The high settings can still look great, while it’s much less punishing than Ultra, allowing for high frame level gameplay that looks more clearly. (Just try not to adjust the resolution too low because it can make your game blurry for completely different reasons.)
Ideally, you want your game frame rate to be as high or higher than your monitor’s refresh rate, for the smoothest possible movement on the display. So aim for 60fps or more on a 60Hz screen, 144fps on a 144Hz screen, and so on.
Turn off your Motion Blur Game Settings
When you are in your game settings checking the frame rate, you should also look for the game’s Motion Blur settings. Many games add this to compensate for a low frame rate, or to make the game more “cinematic.”

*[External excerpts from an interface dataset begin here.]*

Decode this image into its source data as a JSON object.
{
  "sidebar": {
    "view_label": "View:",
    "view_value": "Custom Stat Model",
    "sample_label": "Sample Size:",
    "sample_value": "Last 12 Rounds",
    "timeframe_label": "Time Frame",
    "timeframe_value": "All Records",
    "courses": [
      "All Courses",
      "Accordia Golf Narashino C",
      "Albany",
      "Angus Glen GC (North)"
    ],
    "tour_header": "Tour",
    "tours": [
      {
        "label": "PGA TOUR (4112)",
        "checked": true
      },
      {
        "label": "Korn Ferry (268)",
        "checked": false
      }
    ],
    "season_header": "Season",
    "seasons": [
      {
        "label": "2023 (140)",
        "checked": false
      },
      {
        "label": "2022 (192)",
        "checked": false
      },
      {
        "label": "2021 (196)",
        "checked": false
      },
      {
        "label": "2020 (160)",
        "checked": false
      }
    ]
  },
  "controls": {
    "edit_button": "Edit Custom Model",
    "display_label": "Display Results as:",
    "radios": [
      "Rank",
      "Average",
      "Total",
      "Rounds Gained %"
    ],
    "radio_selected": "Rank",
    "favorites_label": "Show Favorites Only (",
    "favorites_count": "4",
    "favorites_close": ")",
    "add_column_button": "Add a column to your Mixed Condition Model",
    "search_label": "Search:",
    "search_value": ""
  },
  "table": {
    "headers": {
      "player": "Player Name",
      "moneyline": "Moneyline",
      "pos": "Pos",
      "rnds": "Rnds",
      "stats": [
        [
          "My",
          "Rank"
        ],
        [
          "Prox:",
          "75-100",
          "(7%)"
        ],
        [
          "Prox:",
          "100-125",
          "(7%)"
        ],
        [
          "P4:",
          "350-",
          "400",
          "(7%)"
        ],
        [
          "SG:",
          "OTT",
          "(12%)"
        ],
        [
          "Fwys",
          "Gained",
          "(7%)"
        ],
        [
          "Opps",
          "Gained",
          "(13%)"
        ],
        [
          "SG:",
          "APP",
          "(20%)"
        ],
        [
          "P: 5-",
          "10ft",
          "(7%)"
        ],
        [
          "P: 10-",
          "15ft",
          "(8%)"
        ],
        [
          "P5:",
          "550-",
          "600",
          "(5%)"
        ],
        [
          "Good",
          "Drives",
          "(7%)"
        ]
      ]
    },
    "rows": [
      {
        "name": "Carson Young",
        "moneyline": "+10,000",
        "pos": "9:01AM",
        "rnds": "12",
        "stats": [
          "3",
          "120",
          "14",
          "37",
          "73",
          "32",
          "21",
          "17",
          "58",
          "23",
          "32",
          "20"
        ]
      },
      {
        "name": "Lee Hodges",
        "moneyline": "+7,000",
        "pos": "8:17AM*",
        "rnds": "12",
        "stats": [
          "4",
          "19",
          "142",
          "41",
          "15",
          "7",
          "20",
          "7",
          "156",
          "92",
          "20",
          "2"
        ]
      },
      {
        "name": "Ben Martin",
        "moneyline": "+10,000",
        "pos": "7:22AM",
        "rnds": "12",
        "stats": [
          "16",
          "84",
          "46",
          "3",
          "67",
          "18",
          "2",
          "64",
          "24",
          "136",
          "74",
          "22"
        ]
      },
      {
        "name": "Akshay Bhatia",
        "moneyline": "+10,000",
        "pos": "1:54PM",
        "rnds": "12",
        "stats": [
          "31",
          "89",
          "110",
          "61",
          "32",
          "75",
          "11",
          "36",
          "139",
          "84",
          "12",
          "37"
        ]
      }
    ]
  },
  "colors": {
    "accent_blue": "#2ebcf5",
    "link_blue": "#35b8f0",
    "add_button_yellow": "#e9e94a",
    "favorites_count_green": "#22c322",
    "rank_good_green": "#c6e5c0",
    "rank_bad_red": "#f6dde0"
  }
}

However, depending on how it is implemented, this feature can actually make things look worse. If you don’t like how blurring looks in your game, try lowering or turning it off from the settings and see if it looks better.
Certain games might also offer further settings that you might want to adjust. Play around with the settings of Depth of Field, Bloom, Film Grain, and Chromatic Aberration, which can produce equally annoying effects if you like clear images.
Turn on Overdrive and Motion Blur Reduction
There is another reason why movement may be blurry on your monitor: response time. Don’t be confused with input lag (the delay between pressing a button and the action that appears on the screen), the monitor’s response time, measured in milliseconds, determines how fast the pixels can move from one color to another. If the transition is too slow, the moving image will have a trace of smudging, called ghosting. This can happen even if your monitor has a high refresh rate.
Certain panel types are more susceptible to ghosting and slow response times than others. TN panels tend to have faster response times than IPS and VA, although in any category, you will find that some panels are better than others.
Even more confusing, the response time values that you see on the monitor specifications page may be misleading – so even though the monitor claims a response time of 1ms, it might show a bad amount of ghosting. Don’t put too much stock in the numbers in the box, read monitor reviews from experts like us to see how well the display handles movement.
Often, gaming monitors will come with Overdrive or Response Time settings to reduce ghosting. Check the display on your screen to see what is available. Changing this feature to the top can reduce the amount of ghosting, but changing it too high can cause pixel transitions to exceed the desired shadow, causing reverse ghosting artifacts.
I usually find the second highest setting is a good balance, but it depends on the monitor. If you are not sure, the Blur Busters ghosting test can help you find out which settings. Try each setting to see which works best for you.
Next to the overdrive’s settings, you can also find separate motion blur reduction settings. This is known by many names, including LightBoost, Ultra Low Motion Blur (ULMB), Dynamic Accuracy (DyAc), Extreme Low Motion Blur (ELMB), or Motion Pixel Response Time (MPRT), to name a few. These features illuminate the backlight in a way that reduces or eliminates blurred motion, although some implementations are better than others.
On many monitors, this can cause terrible artifacts and image duplication, so again, try it yourself to see if you like the way your monitor handles it.
Again, these features tend to be available on monitors that focus on the game – you might not find them on screens that focus on offices at a low price. So when it comes time to upgrade your monitor, be sure to look for features such as high refresh rates and blur reduction if you care about subtle and clear movements.